Brandeis University invited Somali-born Ayaan Hirsi Ali, one of the most courageous women walking the planet, to be commencement speaker. A few days later they skipped to Step Three telling Hirsi Ali to stay out of the way. Among other things, Hirsi Ali is critical of forced female genital mutilation, a view deemed intolerant by the tolerant Brandies, which resulted in Hirsi Ali not being tolerated and thus being uninvited.

You’re in, you’re out, you’re in, you’re out. I’ve seen dice games with greater predictability.

If you’re out there buying graduation gifts this year, be grateful it’s only costing you money and not personal humiliation.

The mom in the mirror

I officially morphed into my mother last week.

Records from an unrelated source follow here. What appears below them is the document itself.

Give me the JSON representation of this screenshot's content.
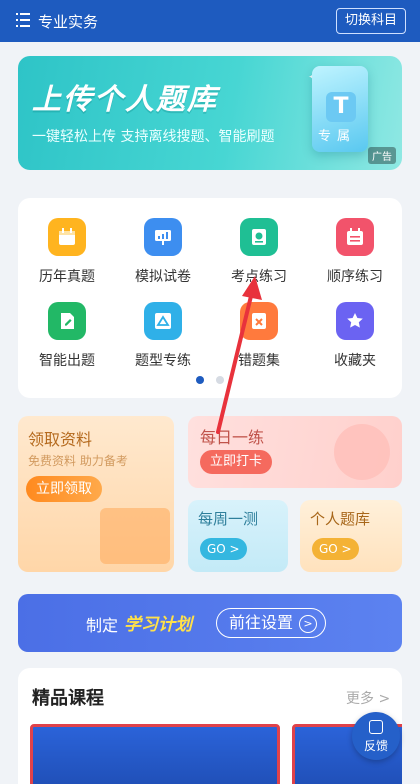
{
  "header": {
    "title": "专业实务",
    "switch_label": "切换科目"
  },
  "banner": {
    "title": "上传个人题库",
    "subtitle": "一键轻松上传 支持离线搜题、智能刷题",
    "doc_letter": "T",
    "doc_caption": "专属",
    "ad_label": "广告"
  },
  "grid": {
    "items": [
      {
        "label": "历年真题",
        "icon": "calendar-icon",
        "color": "#ffb41f"
      },
      {
        "label": "模拟试卷",
        "icon": "presentation-icon",
        "color": "#3d8ef0"
      },
      {
        "label": "考点练习",
        "icon": "badge-icon",
        "color": "#1fbf94"
      },
      {
        "label": "顺序练习",
        "icon": "calendar-list-icon",
        "color": "#f2536b"
      },
      {
        "label": "智能出题",
        "icon": "edit-doc-icon",
        "color": "#22b866"
      },
      {
        "label": "题型专练",
        "icon": "triangle-icon",
        "color": "#2fb0e8"
      },
      {
        "label": "错题集",
        "icon": "wrong-doc-icon",
        "color": "#ff7a3d"
      },
      {
        "label": "收藏夹",
        "icon": "star-icon",
        "color": "#6b63f2"
      }
    ],
    "page_dots": {
      "active_color": "#1e5bbf",
      "inactive_color": "#d6dbe3"
    }
  },
  "cards": {
    "lingqu": {
      "title": "领取资料",
      "subtitle": "免费资料 助力备考",
      "button": "立即领取"
    },
    "meiri": {
      "title": "每日一练",
      "button": "立即打卡"
    },
    "meizhou": {
      "title": "每周一测",
      "button": "GO >"
    },
    "geren": {
      "title": "个人题库",
      "button": "GO >"
    }
  },
  "plan": {
    "prefix": "制定",
    "highlight": "学习计划",
    "button": "前往设置",
    "arrow": ">"
  },
  "course": {
    "title": "精品课程",
    "more": "更多 >"
  },
  "feedback": {
    "label": "反馈"
  },
  "colors": {
    "brand": "#1e5bbf",
    "annotation_arrow": "#e8323c"
  }
}
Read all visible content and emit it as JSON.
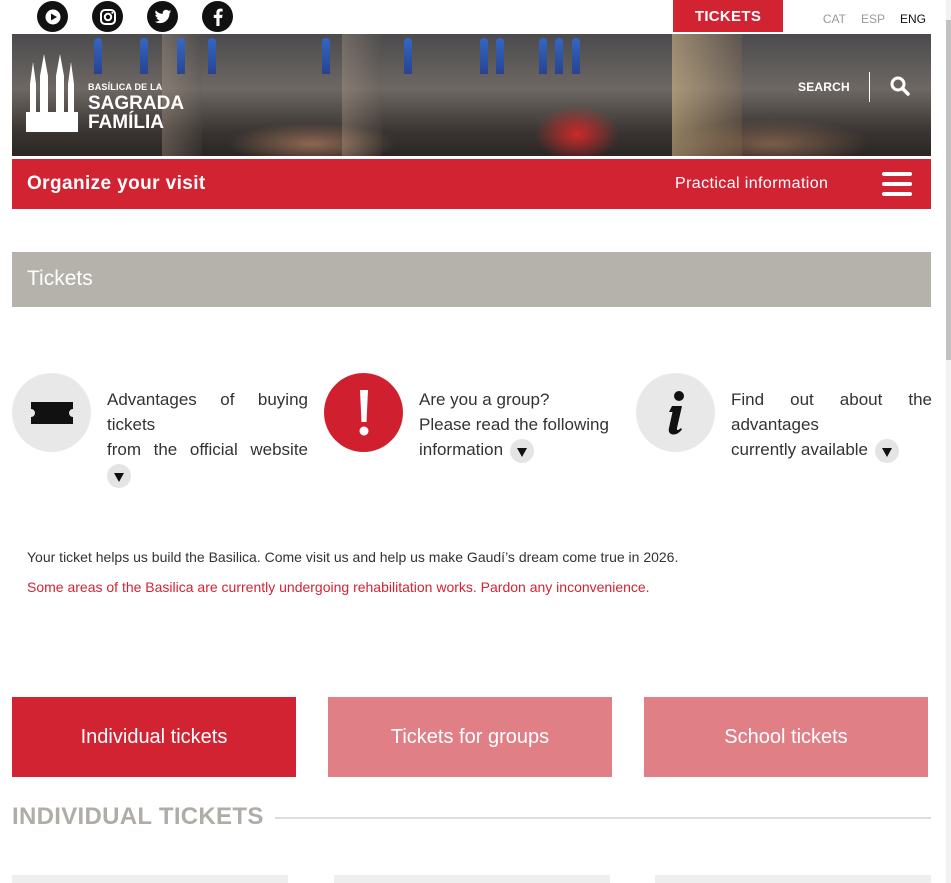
{
  "topbar": {
    "social": [
      {
        "icon": "youtube-icon"
      },
      {
        "icon": "instagram-icon"
      },
      {
        "icon": "twitter-icon"
      },
      {
        "icon": "facebook-icon"
      }
    ],
    "tickets_label": "TICKETS",
    "languages": [
      "CAT",
      "ESP",
      "ENG"
    ],
    "active_language": "ENG"
  },
  "hero": {
    "logo_line1": "BASÍLICA DE LA",
    "logo_line2": "SAGRADA",
    "logo_line3": "FAMÍLIA",
    "search_label": "SEARCH"
  },
  "nav": {
    "title": "Organize your visit",
    "practical_info": "Practical information"
  },
  "section": {
    "title": "Tickets"
  },
  "features": [
    {
      "icon": "ticket-icon",
      "line1": "Advantages of buying",
      "line2": "tickets",
      "line3": "from the official website"
    },
    {
      "icon": "exclamation-icon",
      "line1": "Are you a group?",
      "line2": "Please read the following",
      "line3": "information"
    },
    {
      "icon": "info-icon",
      "line1": "Find out about the",
      "line2": "advantages",
      "line3": "currently available"
    }
  ],
  "messages": {
    "info": "Your ticket helps us build the Basilica. Come visit us and help us make Gaudí’s dream come true in 2026.",
    "warning": "Some areas of the Basilica are currently undergoing rehabilitation works. Pardon any inconvenience."
  },
  "ticket_tabs": [
    {
      "label": "Individual tickets",
      "active": true
    },
    {
      "label": "Tickets for groups",
      "active": false
    },
    {
      "label": "School tickets",
      "active": false
    }
  ],
  "individual_heading": "INDIVIDUAL TICKETS",
  "colors": {
    "brand_red": "#d22333",
    "tab_inactive": "#e17f87",
    "section_grey": "#b5b2ac"
  }
}
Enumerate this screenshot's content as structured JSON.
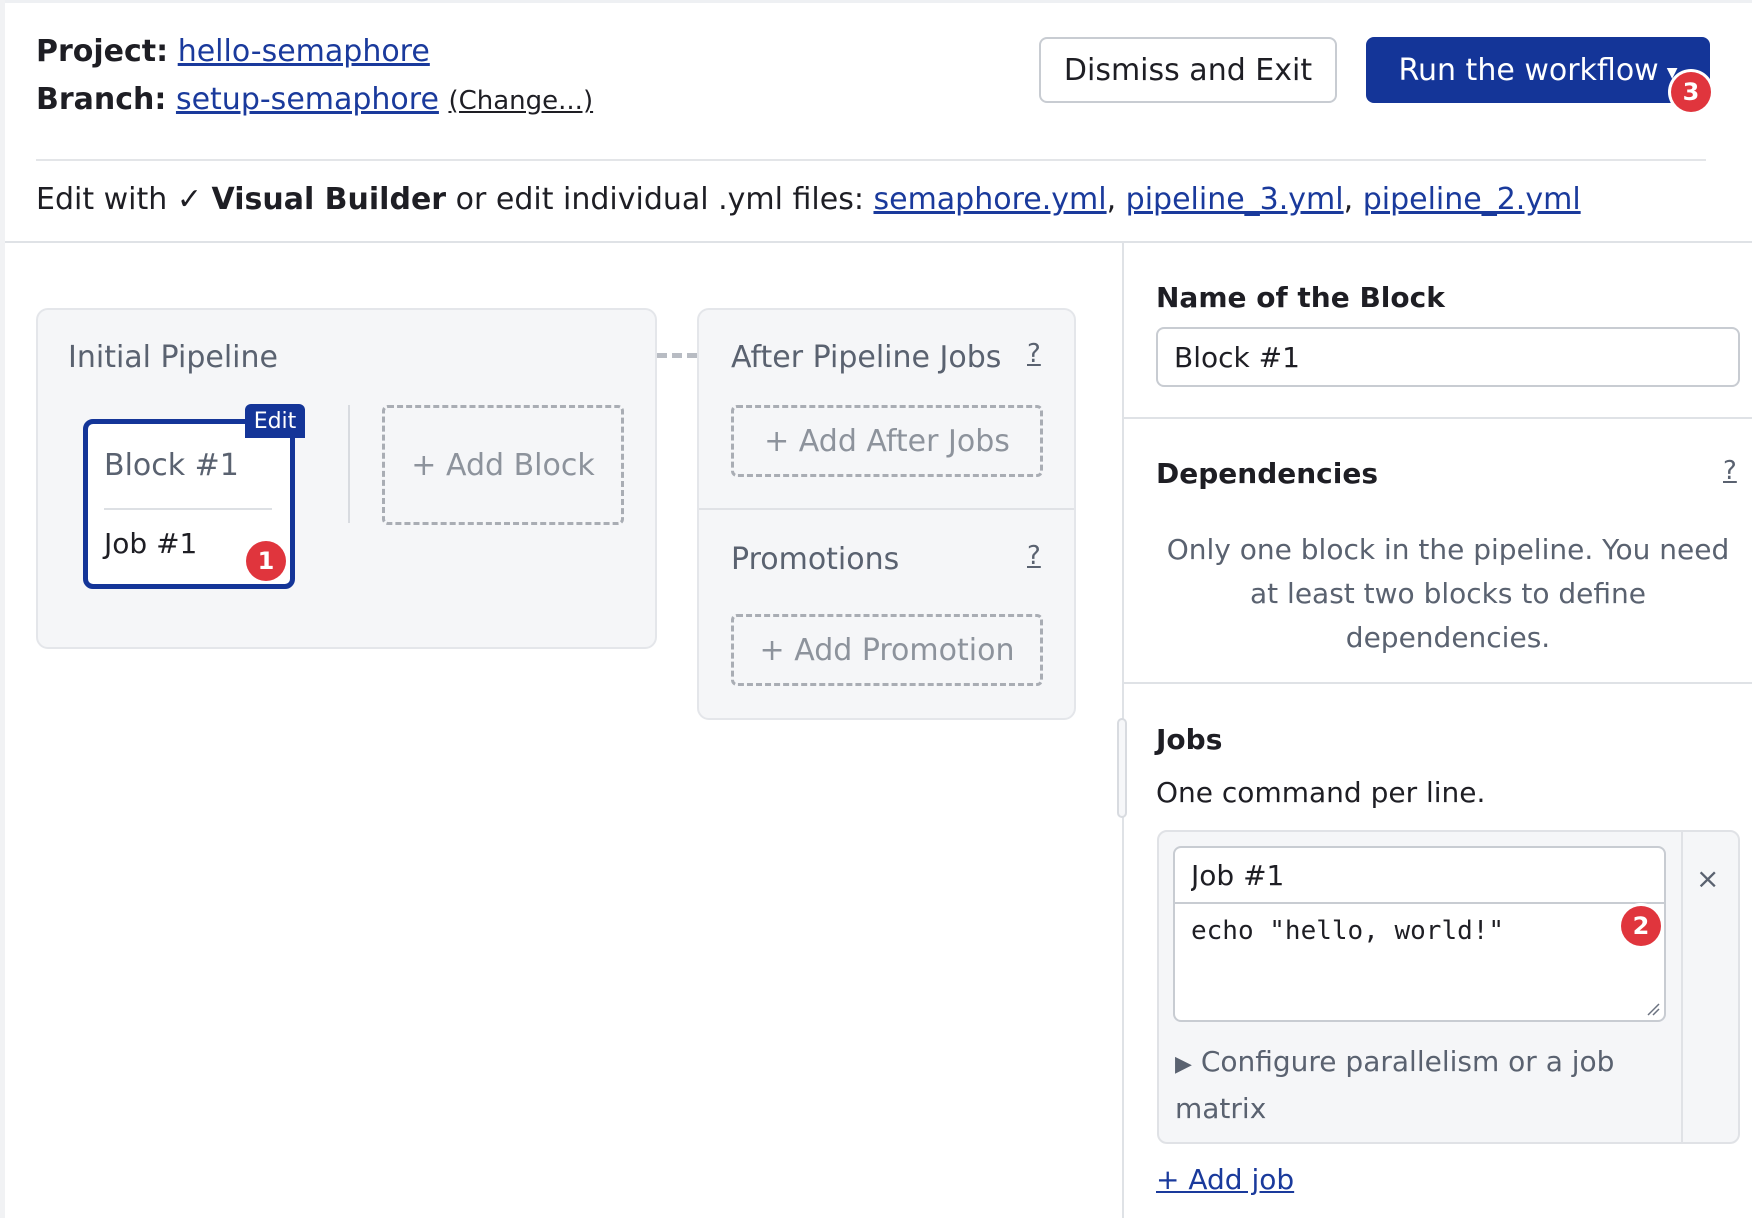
{
  "header": {
    "project_label": "Project:",
    "project_name": "hello-semaphore",
    "branch_label": "Branch:",
    "branch_name": "setup-semaphore",
    "change_link": "(Change...)",
    "dismiss_button": "Dismiss and Exit",
    "run_button": "Run the workflow",
    "run_badge": "3"
  },
  "edit_bar": {
    "prefix": "Edit with",
    "check": "✓",
    "visual_builder": "Visual Builder",
    "middle": "or edit individual .yml files:",
    "files": [
      "semaphore.yml",
      "pipeline_3.yml",
      "pipeline_2.yml"
    ]
  },
  "pipeline": {
    "title": "Initial Pipeline",
    "block": {
      "edit_tab": "Edit",
      "name": "Block #1",
      "job": "Job #1",
      "badge": "1"
    },
    "add_block": "+ Add Block"
  },
  "after_pipeline": {
    "title": "After Pipeline Jobs",
    "help": "?",
    "add_after_jobs": "+ Add After Jobs",
    "promotions_title": "Promotions",
    "promotions_help": "?",
    "add_promotion": "+ Add Promotion"
  },
  "right_panel": {
    "name_title": "Name of the Block",
    "name_value": "Block #1",
    "dependencies_title": "Dependencies",
    "dependencies_help": "?",
    "dependencies_text": "Only one block in the pipeline. You need at least two blocks to define dependencies.",
    "jobs_title": "Jobs",
    "jobs_subtitle": "One command per line.",
    "job": {
      "name": "Job #1",
      "command": "echo \"hello, world!\"",
      "badge": "2",
      "close": "×",
      "configure": "Configure parallelism or a job matrix",
      "configure_arrow": "▶"
    },
    "add_job": "+ Add job"
  }
}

I flipped down the visor in the car, opened the mirror, looked at my reflection and said out loud, “Why didn’t someone tell me I look like death warmed over?”

Word MOM in a mirrorI’ve never said that line out loud before because it was always my mother’s line. She often used it when we were going somewhere in the car. It was a show-stopper, a line that could hold a crowd. My dad would glance over from the driver’s seat, my brother and I would momentarily stop fighting in the backseat, and we’d all direct our full attention to the front-passenger seat to see what would happen next.

What happened next was what always happened next. She’d open her purse, whip out a tube of red lipstick, stretch her mouth thin, carefully apply the lipstick, smack her lips and snap the visor back in place. Another near-death encounter successfully averted. I grew up thinking red lipstick was the CPR of motherhood.

Why is it we think we won’t become like our mothers, when we share the same gene pool, voices, laughs, gestures and mannerisms?

I had just gone a verbal round with our youngest when she was in high school as we were on our way to the grocery one day. We were both miffed, both certain the other one was pigheaded and stubborn, both wondering how we were even related.

As we walked side-by-side into the grocery, a man walking out of the grocery said to us, “Don’t tell me you’re not a mother-daughter combo! You not only look alike, you even walk alike.” Of course we walked alike; we were mad walking. Stomp, stomp, stomp. Thinking we were radically different, we were unmistakably alike.

My mother and I did our share of mad walking as well. Like all mothers and daughters we were alike but different, different but alike. Not long after she died, I picked up a picture of her and wrote on the back of it as fast as I could all the marvelous things about her that I was terrified I would one day forget, praying I would always remember.

“Thank you, Lord, for the things you taught me through my dear mother. Kindness, goodness, forgiveness, fortitude, patience, forbearance, organization, zeal for life, love, “lighten up,” thoughtfulness, anticipating needs of others, honesty, stewardship, planning, how to have fun. I miss her, Lord. Her voice, her laugh, her racing mind, her sparkling eyes. You have given me a good gift.”

I know now that I could never forget my mom. By nature, mothers are unforgettable. I often picture Mom in my kitchen, sitting at the table, drinking coffee, cup after cup after cup, speed talking, offering wit, insight and commentary on people, places and things. Tell me that apple didn’t fall from the tree.

To those of you still insisting you’ll never resemble your mother in any way, shape or form, thanks for the laugh.

If you’ll excuse me now, I need to apply some lipstick. Why didn’t somebody tell me I look like death warmed over?